- _Work item_:
The response should contain every record, reproduced exactly.

- _Source records_:
================
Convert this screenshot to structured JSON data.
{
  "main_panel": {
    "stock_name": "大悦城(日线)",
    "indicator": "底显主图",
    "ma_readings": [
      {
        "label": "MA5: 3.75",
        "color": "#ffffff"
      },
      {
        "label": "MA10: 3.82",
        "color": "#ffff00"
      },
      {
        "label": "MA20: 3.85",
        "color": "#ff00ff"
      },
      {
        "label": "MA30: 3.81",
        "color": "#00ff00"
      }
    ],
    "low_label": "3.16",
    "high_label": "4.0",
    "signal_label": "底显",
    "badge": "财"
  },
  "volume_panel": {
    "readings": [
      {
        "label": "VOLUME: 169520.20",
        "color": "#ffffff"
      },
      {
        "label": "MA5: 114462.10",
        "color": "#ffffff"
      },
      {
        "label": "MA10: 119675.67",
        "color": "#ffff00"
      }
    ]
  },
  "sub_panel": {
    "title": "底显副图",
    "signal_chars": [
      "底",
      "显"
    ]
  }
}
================
- _Result of the task_:
Convert this screenshot to structured JSON data.
{
  "main_panel": {
    "stock_name": "大悦城(日线)",
    "indicator": "底显主图",
    "ma_readings": [
      {
        "label": "MA5: 3.75",
        "color": "#ffffff"
      },
      {
        "label": "MA10: 3.82",
        "color": "#ffff00"
      },
      {
        "label": "MA20: 3.85",
        "color": "#ff00ff"
      },
      {
        "label": "MA30: 3.81",
        "color": "#00ff00"
      }
    ],
    "low_label": "3.16",
    "high_label": "4.0",
    "signal_label": "底显",
    "badge": "财"
  },
  "volume_panel": {
    "readings": [
      {
        "label": "VOLUME: 169520.20",
        "color": "#ffffff"
      },
      {
        "label": "MA5: 114462.10",
        "color": "#ffffff"
      },
      {
        "label": "MA10: 119675.67",
        "color": "#ffff00"
      }
    ]
  },
  "sub_panel": {
    "title": "底显副图",
    "signal_chars": [
      "底",
      "显"
    ]
  }
}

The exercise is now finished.